Yemen receives 70 percent of London donor pledges [Archives:2008/1127/Front Page]

February 7 2008

By: Yemen Times Staff
SANA'A, Feb. 6 – Participants at a Feb. 4 post-consultative group follow-up meeting in Sana'a noted that Yemen faces many challenges, with development being achieved slowly.

More than 250 attended the meeting, including donor representatives from both regional and other nations. Abdul-Karim Al-Arhabi, Yemen's Minister of Planning, Abdul-Rahman Al-Atiyah,Gulf Cooperation Council Secretary-General, and Daniela Gressani, World Bank regional vice-president for the Middle East and North Africa, co-chaired the event.

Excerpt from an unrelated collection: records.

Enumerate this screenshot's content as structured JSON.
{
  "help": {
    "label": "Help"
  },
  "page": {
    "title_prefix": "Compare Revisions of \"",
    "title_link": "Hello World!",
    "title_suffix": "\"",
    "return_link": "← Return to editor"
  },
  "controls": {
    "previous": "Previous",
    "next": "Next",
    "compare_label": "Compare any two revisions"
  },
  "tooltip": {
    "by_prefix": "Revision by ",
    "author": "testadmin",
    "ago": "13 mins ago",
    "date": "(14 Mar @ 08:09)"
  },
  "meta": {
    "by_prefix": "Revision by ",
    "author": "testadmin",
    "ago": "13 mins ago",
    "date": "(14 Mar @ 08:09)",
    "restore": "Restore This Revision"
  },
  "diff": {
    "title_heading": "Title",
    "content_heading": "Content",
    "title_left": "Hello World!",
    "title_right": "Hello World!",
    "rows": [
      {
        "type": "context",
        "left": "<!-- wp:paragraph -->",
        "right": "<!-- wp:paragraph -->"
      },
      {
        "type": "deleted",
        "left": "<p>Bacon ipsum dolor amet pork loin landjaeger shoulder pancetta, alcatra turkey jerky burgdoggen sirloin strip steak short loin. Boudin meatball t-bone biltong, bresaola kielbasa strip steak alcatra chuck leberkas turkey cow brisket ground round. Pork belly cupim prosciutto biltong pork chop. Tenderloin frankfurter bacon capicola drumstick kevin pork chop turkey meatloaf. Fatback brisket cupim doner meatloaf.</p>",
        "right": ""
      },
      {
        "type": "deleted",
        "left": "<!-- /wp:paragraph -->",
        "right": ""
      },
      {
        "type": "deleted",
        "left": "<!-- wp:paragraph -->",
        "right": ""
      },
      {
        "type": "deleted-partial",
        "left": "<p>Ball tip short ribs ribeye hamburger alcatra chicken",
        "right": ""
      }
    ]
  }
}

Entitled “One Year after the London Consultative Group Meeting,” the event sought to review what had been implemented during 2007 concerning donor nations' billions of dollars in pledges made to Yemen at the 2006 conference in London. Such pledges totaled $5.31 billion by December 2007, with $2.92 billion in grants and $2.39 billion in soft loans.

The pledges cover 84 percent of the Public Investment Program financing gap of $6.3 billion, with 70 percent of such pledges already received by Yemen's government. Distributions for funding projects within the financing gap are at 57 percent. However, in terms of effectiveness, only 18.5 percent of the total allocations have been signed into actual agreements.

As for GCC pledges, 65 percent have been distributed, with Saudi Arabia having given 91 percent of its London pledge. Organization for Economic Co-operation and Development/ Development Assistance Committee bilateral donors have distributed 73.3 percent of their pledges, with 23.2 percent of such allocations being signed into agreements, whereas multilaterals have allocated 75.4 percent of their pledges, with 24.2 percent being signed into agreements.

At the meeting, Gressani noted that Yemen continues to face a difficult economic situation. “For the past two years, the [Yemeni] economy has averaged 3.2 percent annual growth. While this is slightly faster than the population, it's less than half the 7 percent needed to make a significant dent in poverty, which continues to affect more than a third of the population,” she indicated.

Gressani added that Yemen's inflation, fiscal and current account balances remain mediocre due to a sharper than expected decline in oil production.

Yemeni Prime Minister Ali Mohammed Mujawar noted that the nation's economic and social development have improved over the past years, especially regarding education, health and infrastructure.

“Constant economic growth and poverty fighting require an appropriate atmosphere for investment; thus, Yemen has made extensive investment reforms. The coming period will witness even more economic reforms seeking to make the investment atmosphere more attractive,” he stated.

Despite such achievements, the Yemeni prime minister indicated that many challenges remain for such development, topped by rapid population growth, high illiteracy, poverty and unemployment rates, Yemen's being among the lower developing countries, aggravated water and environmental crises and limited government resources.

Concluding his remarks, Mujawar said, “We in [the Yemeni] government look forward to working with the donor community and our development partners to overcome such challenges and plan a brighter future for Yemen.”

A statement on behalf of those bilateral donors represented in Yemen urged the Yemeni government to attend to the needs of citizens in its remote underserved governorates, where failure to address development needs could increase the risk of further conflict.

“Deteriorating security also makes it more difficult for Yemen's development partners – both domestic and international – to carry out their vital development work. Overall, the deteriorating security situation will make it even harder for us all to achieve the ambitions set out in the Development Plan for Poverty Reduction and the National Reform Agenda,” the statement read.

The statement went on to say that the fragile state of Yemen's economy as well as its extremely high population undermine the country's ability to meet the United Nations' Millennium Development Goals.

“Instead of halving the proportion of those without access to safe drinking water by 2015, Yemen faces the risk that water soon may be unavailable in all critical water basins. Therefore, strong national leadership is needed to reverse the current unsustainable use of water in Yemen,” the statement noted.